But unless Starmer offers them more, and if he continues to punch left has he has done since becoming Labour leader, he risks driving them away and leaving them harbouring a lasting grudge towards the party. Even in 2019, despite the scale of the defeat Labour suffered overall, it still enjoyed strong support among the under-40s. This ought to have provided Starmer with a foundation to build on, and yet, so far, he has remained aloof to those who were, at least until recently, among Labour’s most enthusiastic supporters.

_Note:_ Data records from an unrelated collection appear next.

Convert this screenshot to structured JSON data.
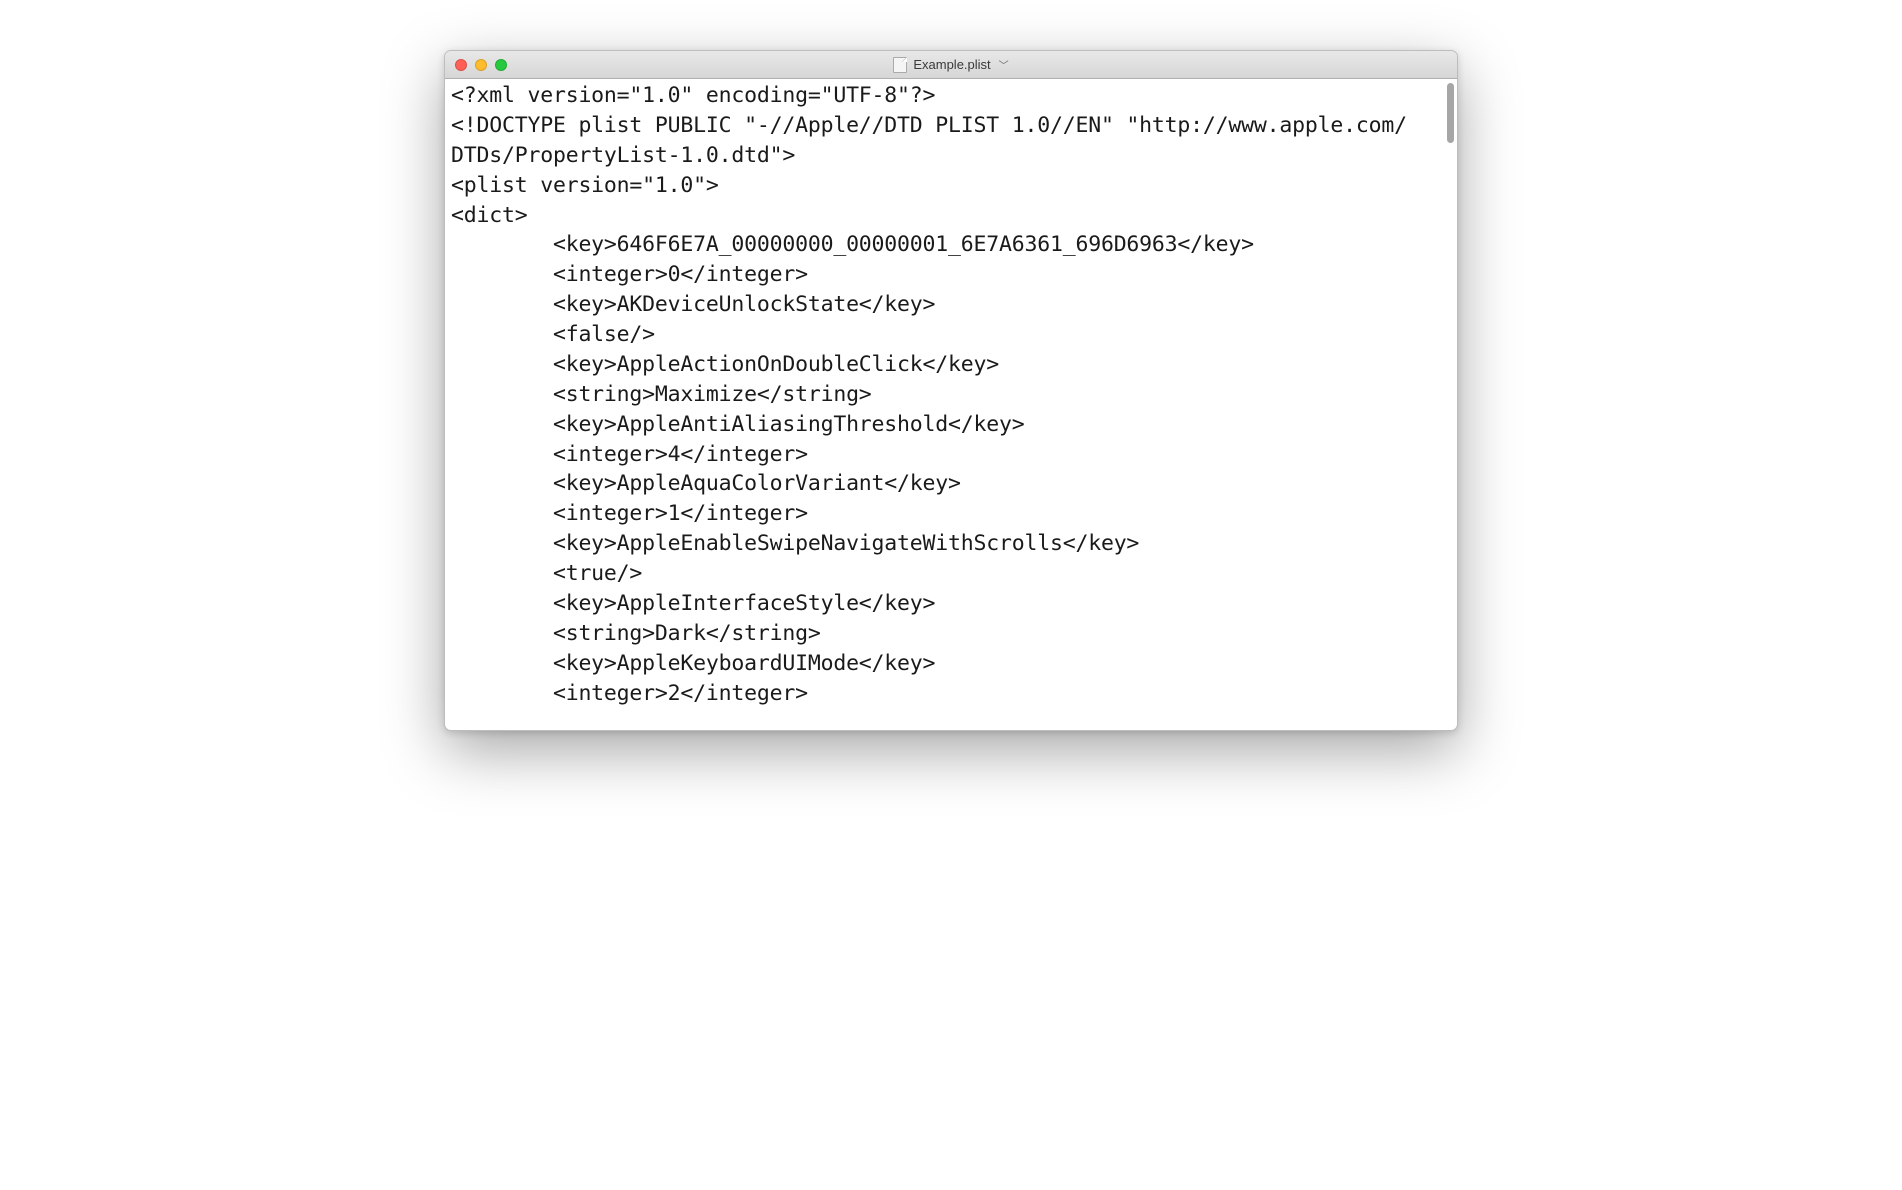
{
  "window": {
    "title": "Example.plist"
  },
  "content": {
    "lines": [
      "<?xml version=\"1.0\" encoding=\"UTF-8\"?>",
      "<!DOCTYPE plist PUBLIC \"-//Apple//DTD PLIST 1.0//EN\" \"http://www.apple.com/",
      "DTDs/PropertyList-1.0.dtd\">",
      "<plist version=\"1.0\">",
      "<dict>",
      "        <key>646F6E7A_00000000_00000001_6E7A6361_696D6963</key>",
      "        <integer>0</integer>",
      "        <key>AKDeviceUnlockState</key>",
      "        <false/>",
      "        <key>AppleActionOnDoubleClick</key>",
      "        <string>Maximize</string>",
      "        <key>AppleAntiAliasingThreshold</key>",
      "        <integer>4</integer>",
      "        <key>AppleAquaColorVariant</key>",
      "        <integer>1</integer>",
      "        <key>AppleEnableSwipeNavigateWithScrolls</key>",
      "        <true/>",
      "        <key>AppleInterfaceStyle</key>",
      "        <string>Dark</string>",
      "        <key>AppleKeyboardUIMode</key>",
      "        <integer>2</integer>"
    ]
  }
}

The post-Covid outlook is also bleak for young workers. The pandemic-induced increase in unemployment has already hit them hardest: of the 726,000 jobs lost since the onset of the pandemic, around three-fifths of those made redundant have been aged under 25. The precarisation of the British labour market, already far advanced, looks set to accelerate even further as a result of the crisis, while those young workers who have been on the front line in the NHS are now faced with an insultingly low pay rise by way of thanks.

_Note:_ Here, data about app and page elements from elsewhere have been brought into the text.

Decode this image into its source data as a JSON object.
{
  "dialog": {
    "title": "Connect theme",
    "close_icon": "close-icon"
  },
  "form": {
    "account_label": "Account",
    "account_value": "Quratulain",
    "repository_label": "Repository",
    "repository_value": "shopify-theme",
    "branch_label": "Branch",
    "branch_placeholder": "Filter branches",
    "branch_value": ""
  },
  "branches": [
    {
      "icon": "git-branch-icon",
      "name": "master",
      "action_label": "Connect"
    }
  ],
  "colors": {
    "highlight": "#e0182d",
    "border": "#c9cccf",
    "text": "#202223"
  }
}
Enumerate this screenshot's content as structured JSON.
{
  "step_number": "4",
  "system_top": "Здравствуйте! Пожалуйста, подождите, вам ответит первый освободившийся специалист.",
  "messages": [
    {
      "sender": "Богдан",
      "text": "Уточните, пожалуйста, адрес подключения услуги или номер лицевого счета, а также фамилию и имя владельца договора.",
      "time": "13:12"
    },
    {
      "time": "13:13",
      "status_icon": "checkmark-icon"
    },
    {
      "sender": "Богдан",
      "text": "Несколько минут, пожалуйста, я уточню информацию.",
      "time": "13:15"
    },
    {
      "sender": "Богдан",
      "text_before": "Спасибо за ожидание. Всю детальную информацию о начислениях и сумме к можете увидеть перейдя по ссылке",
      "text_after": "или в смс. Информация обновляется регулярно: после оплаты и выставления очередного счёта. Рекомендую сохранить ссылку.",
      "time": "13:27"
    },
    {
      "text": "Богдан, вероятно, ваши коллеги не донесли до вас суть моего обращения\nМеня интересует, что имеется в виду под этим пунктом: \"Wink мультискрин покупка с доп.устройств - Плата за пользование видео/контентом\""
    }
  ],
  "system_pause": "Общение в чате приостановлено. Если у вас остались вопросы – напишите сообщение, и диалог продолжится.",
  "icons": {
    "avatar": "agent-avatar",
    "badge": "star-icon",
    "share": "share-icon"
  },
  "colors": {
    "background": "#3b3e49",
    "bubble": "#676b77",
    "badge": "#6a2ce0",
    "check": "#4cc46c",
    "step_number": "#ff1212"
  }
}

Will Starmer and his advisers be overly concerned about losing younger voters? Maybe not. The priority of the Labour right is to strengthen its grip on the party machinery, ensuring that its own position—and those of its party bureaucrats, councillors and MPs—is never again threatened by a Corbyn-style grassroots insurgency. The common argument that it was the Labour left that didn’t care about winning never held water: if anything, its desperation to win led it to make self-defeating compromises with the right, hastening Corbynism’s demise.
Nor is it true that young people have “nowhere else to go”. In Scotland, they’ve largely already gone to the pro-independence parties, and are unlikely to be tempted by the hyper-unionist, throwback Blairism of Anas Sarwar. In Wales, Plaid Cymru may look like an attractive alternative for some. In England, however, young voters could simply revert to abstention unless offered an incentive to do otherwise. If Keir Starmer values their votes, he’ll have to earn them. Looking at recent polling, Labour needs all the support it can get.
In addition, tackling the issues that are most important to ‘Generation Left’—on housing, workplace rights and protections, racism and xenophobia, and climate justice—would require Labour to confront powerful vested interests: a confrontation which its right wing, still desperate to be seen as business-friendly, does not want. Tony Blair made the point openly, namely that even if he believed a left-wing, pro-worker platform offered Labour a potential route to victory, he wouldn’t take it.
The crushing of Corbynism is the first major triumph the Labour right has had in years. It’s worth reflecting on what that “triumph” entailed: stamping out the energy and enthusiasm of people who finally saw reason for hope in parliamentary politics, many for the first time. Objectively, they weren’t asking for much—a welfare state that provides dignity and support, affordable housing, quality healthcare and social care. But already, after just under a year of Starmer, the Labour Party looks much as it did pre-Corbyn: toothless and moribund.
While there’s been a frantic effort to put ‘Generation Left’ back in its box, it won’t be so easy, with multiple crises—economic, environmental, and social—all piling up. The Tories realise this, which is why they’re moving so quickly to introduce boundary changes to benefit older, Tory-held constituencies, along with compulsory voter ID to depress turnout among precarious young workers and minorities. Though to be honest, if the Labour Party continues on its current trajectory, it will be depressing turnout among these groups all by itself.